Speaking of, Kady was dearly missed this episode. Her performance last week was spectacular, so I guess we had to take a break. Plus this ep was packed enough, there was no room for her. She deserves her own storyline, not to merely tag along and be the third unnecessary sidekick. What we need is longer episodes.
The key our heroes were looking for was apparently in the throne room at Whitespire, which Josh remembered well from his short time as substitute high king. Yes, he had hidden weed in the throne room, but did we really expect any different from Josh “Party King” Hoberman? That kid goes through joints like Quentin goes through books.
Meanwhile, Penny (Arjun Gupta) was still chained to his book cart in the Underworld Library. He confronted Sylvia about betraying him, and she explained the reason why she did. Her family moved on from the Underworld and turning Penny in moved her a million years closer to them. Penny, who despite appearances is a softie, couldn’t resist her sob story and got her a metro card that would take her to wherever it is that souls move on to when they leave the limbo.
Except, he was caught red-handed by Hades himself. And the lord of the Underworld wasn’t mad about the infraction. On the contrary, he was impressed. He said he could see Penny have the adventure of his life, fulfill his destiny down in the Underworld.
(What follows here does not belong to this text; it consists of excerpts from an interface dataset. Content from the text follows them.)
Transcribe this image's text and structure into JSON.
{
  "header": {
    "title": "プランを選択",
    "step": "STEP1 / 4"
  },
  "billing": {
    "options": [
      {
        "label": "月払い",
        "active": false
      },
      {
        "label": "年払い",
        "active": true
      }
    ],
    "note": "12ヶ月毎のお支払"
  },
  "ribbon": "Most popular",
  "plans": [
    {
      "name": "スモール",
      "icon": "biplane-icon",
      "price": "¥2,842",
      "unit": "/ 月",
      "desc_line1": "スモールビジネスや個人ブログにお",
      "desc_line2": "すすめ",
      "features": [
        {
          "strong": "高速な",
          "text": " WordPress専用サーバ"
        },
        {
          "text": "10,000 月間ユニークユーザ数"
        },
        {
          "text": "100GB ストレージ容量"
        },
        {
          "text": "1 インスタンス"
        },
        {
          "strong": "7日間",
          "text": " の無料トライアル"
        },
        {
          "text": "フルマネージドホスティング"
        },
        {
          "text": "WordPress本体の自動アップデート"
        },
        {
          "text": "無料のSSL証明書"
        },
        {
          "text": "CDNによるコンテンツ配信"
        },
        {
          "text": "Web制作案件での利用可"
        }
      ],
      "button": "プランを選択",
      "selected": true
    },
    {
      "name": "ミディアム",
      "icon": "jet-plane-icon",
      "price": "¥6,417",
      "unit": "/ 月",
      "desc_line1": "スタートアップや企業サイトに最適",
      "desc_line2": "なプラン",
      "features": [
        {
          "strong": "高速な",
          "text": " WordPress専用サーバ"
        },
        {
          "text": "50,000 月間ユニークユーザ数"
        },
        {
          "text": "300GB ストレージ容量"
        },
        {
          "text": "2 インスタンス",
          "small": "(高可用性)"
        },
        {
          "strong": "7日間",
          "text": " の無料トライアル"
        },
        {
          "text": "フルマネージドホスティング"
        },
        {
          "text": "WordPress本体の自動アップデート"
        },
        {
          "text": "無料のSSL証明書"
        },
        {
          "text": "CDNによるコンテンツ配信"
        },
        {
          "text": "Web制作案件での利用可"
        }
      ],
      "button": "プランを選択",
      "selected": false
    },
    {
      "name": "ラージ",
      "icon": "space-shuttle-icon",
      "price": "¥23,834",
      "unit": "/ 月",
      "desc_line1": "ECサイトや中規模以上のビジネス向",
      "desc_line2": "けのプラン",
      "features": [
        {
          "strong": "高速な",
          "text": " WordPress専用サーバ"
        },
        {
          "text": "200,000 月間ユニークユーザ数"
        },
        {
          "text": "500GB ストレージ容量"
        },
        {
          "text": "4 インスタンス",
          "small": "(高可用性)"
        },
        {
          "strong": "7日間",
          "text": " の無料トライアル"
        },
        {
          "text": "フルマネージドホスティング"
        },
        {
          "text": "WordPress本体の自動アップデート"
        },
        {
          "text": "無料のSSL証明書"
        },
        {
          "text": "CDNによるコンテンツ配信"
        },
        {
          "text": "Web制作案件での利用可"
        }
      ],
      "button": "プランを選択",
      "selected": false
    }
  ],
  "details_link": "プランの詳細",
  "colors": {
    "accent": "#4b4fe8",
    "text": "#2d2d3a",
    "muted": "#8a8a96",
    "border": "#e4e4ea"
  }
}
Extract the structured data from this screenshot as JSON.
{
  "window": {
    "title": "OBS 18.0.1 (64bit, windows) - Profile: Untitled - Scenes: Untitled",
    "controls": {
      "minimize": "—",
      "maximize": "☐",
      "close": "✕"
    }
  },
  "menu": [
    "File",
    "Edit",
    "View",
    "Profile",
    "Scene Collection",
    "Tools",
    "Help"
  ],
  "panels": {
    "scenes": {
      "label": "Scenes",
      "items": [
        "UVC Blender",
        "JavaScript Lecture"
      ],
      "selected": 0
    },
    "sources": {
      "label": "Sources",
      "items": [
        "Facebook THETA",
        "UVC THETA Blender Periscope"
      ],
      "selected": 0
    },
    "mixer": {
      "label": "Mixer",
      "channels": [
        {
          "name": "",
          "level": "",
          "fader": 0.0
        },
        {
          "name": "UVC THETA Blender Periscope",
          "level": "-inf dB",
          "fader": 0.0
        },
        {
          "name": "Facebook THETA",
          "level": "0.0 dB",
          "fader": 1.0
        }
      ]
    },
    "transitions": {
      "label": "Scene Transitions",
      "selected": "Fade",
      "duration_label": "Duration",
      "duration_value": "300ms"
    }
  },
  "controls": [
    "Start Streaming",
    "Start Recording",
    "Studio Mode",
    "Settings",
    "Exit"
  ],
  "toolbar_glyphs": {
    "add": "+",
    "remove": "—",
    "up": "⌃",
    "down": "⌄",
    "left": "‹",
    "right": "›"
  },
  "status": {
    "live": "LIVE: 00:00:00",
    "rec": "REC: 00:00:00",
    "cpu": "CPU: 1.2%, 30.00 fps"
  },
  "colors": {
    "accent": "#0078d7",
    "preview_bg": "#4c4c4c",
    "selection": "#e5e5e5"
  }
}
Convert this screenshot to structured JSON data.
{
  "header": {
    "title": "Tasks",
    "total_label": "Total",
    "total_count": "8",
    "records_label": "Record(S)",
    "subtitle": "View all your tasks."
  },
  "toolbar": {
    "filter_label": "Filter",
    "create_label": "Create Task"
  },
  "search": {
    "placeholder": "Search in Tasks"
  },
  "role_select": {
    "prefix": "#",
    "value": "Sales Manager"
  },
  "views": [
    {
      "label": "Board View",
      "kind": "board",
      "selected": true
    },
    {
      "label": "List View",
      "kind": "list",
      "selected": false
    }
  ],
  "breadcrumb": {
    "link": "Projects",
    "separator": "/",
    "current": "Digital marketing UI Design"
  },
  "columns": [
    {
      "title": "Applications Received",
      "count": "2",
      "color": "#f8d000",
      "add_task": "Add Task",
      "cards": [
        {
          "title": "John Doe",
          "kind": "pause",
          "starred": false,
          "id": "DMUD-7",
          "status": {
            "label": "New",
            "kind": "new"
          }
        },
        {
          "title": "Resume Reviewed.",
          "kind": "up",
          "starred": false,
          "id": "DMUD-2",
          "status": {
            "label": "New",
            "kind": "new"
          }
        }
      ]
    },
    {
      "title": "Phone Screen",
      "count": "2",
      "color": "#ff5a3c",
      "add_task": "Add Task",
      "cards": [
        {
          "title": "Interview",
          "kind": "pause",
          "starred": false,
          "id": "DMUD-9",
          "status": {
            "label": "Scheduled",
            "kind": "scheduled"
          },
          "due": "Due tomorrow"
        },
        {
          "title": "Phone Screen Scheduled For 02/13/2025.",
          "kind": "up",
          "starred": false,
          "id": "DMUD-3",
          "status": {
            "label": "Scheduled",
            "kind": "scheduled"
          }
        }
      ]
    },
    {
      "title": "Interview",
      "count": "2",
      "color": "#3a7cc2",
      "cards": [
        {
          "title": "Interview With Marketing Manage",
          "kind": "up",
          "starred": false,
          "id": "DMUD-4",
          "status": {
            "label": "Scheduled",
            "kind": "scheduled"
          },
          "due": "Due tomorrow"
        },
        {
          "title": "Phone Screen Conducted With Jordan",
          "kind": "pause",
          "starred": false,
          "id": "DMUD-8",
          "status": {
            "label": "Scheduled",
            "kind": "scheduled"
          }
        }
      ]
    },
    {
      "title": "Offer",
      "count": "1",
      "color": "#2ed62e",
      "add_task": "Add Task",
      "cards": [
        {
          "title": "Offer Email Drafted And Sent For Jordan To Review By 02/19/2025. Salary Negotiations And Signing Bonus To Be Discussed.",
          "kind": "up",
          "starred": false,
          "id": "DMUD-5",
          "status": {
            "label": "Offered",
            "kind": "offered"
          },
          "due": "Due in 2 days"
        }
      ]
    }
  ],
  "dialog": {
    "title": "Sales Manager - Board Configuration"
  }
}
After an intense and meaningful conversation, Penny showed up at the book club he was invited to and his shackles were finally removed.
Everything seemed to be going great for our magicians, except for one thing. The faerie queen revealed to Julia the last key they are looking for is in the faerie realm. But she can never hand it over to them, because it’s what keeps their realm together.
Highlight of the episode is Fen in her her teenage millennial phase where she discovers emojis and all she does is passive-aggressively respond via text. Hands down. But Julia awkwardly interrupting Q and Alice’s fight was also golden.
I demand that they all work together, as a team, in the same universe, for the last part of the quest. I demand that Penny make his way back to earth and that Margo gets a chance to deliver all the burns she’s been keeping in the past few episodes. I demand Queliot and everybody’s happiness.